DATASET RECORDS
BEGIN
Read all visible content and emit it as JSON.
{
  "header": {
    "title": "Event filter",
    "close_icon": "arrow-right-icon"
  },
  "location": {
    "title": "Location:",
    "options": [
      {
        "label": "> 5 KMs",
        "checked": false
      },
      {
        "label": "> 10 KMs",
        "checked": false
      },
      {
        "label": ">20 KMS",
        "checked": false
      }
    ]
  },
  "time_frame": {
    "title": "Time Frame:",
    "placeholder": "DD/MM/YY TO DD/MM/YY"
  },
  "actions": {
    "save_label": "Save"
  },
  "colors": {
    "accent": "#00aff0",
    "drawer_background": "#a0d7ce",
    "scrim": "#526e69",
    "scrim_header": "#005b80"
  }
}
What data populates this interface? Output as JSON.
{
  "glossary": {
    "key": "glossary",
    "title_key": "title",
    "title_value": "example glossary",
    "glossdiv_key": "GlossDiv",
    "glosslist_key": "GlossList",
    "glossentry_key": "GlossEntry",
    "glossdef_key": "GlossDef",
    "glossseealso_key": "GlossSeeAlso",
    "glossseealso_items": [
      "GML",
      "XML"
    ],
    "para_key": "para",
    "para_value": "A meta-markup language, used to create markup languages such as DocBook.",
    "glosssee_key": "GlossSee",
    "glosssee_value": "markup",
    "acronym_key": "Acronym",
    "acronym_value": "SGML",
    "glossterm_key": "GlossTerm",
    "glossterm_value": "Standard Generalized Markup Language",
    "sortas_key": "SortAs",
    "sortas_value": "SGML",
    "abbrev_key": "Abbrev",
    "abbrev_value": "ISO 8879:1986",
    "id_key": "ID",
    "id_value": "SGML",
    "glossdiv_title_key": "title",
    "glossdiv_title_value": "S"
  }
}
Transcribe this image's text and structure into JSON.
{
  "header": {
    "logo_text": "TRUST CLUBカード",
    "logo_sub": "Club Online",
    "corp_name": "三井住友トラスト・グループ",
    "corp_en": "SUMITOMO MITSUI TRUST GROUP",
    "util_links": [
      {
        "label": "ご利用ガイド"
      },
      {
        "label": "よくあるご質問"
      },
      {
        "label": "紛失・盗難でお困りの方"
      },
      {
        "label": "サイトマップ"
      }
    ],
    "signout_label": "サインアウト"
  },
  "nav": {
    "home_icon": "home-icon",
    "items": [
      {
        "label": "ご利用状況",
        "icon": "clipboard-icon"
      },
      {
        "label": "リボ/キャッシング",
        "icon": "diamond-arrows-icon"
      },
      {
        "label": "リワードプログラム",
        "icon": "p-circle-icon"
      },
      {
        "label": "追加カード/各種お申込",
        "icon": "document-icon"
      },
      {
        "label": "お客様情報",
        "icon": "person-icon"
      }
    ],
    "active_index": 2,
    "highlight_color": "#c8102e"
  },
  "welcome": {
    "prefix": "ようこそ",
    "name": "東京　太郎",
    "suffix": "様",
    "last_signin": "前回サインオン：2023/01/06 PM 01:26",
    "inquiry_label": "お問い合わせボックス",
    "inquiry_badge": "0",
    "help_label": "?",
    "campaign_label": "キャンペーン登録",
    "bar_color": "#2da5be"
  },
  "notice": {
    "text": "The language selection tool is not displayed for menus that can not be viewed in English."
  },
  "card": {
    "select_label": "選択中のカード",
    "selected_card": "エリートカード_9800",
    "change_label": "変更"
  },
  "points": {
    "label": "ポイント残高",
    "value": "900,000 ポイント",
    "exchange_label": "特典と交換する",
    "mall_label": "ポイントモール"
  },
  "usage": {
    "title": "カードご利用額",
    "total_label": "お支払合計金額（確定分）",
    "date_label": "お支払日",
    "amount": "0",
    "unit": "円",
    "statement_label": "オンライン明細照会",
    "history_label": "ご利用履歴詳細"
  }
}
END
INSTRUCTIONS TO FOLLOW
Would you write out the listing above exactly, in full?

EXPECTED ANSWER
Read all visible content and emit it as JSON.
{
  "header": {
    "title": "Event filter",
    "close_icon": "arrow-right-icon"
  },
  "location": {
    "title": "Location:",
    "options": [
      {
        "label": "> 5 KMs",
        "checked": false
      },
      {
        "label": "> 10 KMs",
        "checked": false
      },
      {
        "label": ">20 KMS",
        "checked": false
      }
    ]
  },
  "time_frame": {
    "title": "Time Frame:",
    "placeholder": "DD/MM/YY TO DD/MM/YY"
  },
  "actions": {
    "save_label": "Save"
  },
  "colors": {
    "accent": "#00aff0",
    "drawer_background": "#a0d7ce",
    "scrim": "#526e69",
    "scrim_header": "#005b80"
  }
}
What data populates this interface? Output as JSON.
{
  "glossary": {
    "key": "glossary",
    "title_key": "title",
    "title_value": "example glossary",
    "glossdiv_key": "GlossDiv",
    "glosslist_key": "GlossList",
    "glossentry_key": "GlossEntry",
    "glossdef_key": "GlossDef",
    "glossseealso_key": "GlossSeeAlso",
    "glossseealso_items": [
      "GML",
      "XML"
    ],
    "para_key": "para",
    "para_value": "A meta-markup language, used to create markup languages such as DocBook.",
    "glosssee_key": "GlossSee",
    "glosssee_value": "markup",
    "acronym_key": "Acronym",
    "acronym_value": "SGML",
    "glossterm_key": "GlossTerm",
    "glossterm_value": "Standard Generalized Markup Language",
    "sortas_key": "SortAs",
    "sortas_value": "SGML",
    "abbrev_key": "Abbrev",
    "abbrev_value": "ISO 8879:1986",
    "id_key": "ID",
    "id_value": "SGML",
    "glossdiv_title_key": "title",
    "glossdiv_title_value": "S"
  }
}
Transcribe this image's text and structure into JSON.
{
  "header": {
    "logo_text": "TRUST CLUBカード",
    "logo_sub": "Club Online",
    "corp_name": "三井住友トラスト・グループ",
    "corp_en": "SUMITOMO MITSUI TRUST GROUP",
    "util_links": [
      {
        "label": "ご利用ガイド"
      },
      {
        "label": "よくあるご質問"
      },
      {
        "label": "紛失・盗難でお困りの方"
      },
      {
        "label": "サイトマップ"
      }
    ],
    "signout_label": "サインアウト"
  },
  "nav": {
    "home_icon": "home-icon",
    "items": [
      {
        "label": "ご利用状況",
        "icon": "clipboard-icon"
      },
      {
        "label": "リボ/キャッシング",
        "icon": "diamond-arrows-icon"
      },
      {
        "label": "リワードプログラム",
        "icon": "p-circle-icon"
      },
      {
        "label": "追加カード/各種お申込",
        "icon": "document-icon"
      },
      {
        "label": "お客様情報",
        "icon": "person-icon"
      }
    ],
    "active_index": 2,
    "highlight_color": "#c8102e"
  },
  "welcome": {
    "prefix": "ようこそ",
    "name": "東京　太郎",
    "suffix": "様",
    "last_signin": "前回サインオン：2023/01/06 PM 01:26",
    "inquiry_label": "お問い合わせボックス",
    "inquiry_badge": "0",
    "help_label": "?",
    "campaign_label": "キャンペーン登録",
    "bar_color": "#2da5be"
  },
  "notice": {
    "text": "The language selection tool is not displayed for menus that can not be viewed in English."
  },
  "card": {
    "select_label": "選択中のカード",
    "selected_card": "エリートカード_9800",
    "change_label": "変更"
  },
  "points": {
    "label": "ポイント残高",
    "value": "900,000 ポイント",
    "exchange_label": "特典と交換する",
    "mall_label": "ポイントモール"
  },
  "usage": {
    "title": "カードご利用額",
    "total_label": "お支払合計金額（確定分）",
    "date_label": "お支払日",
    "amount": "0",
    "unit": "円",
    "statement_label": "オンライン明細照会",
    "history_label": "ご利用履歴詳細"
  }
}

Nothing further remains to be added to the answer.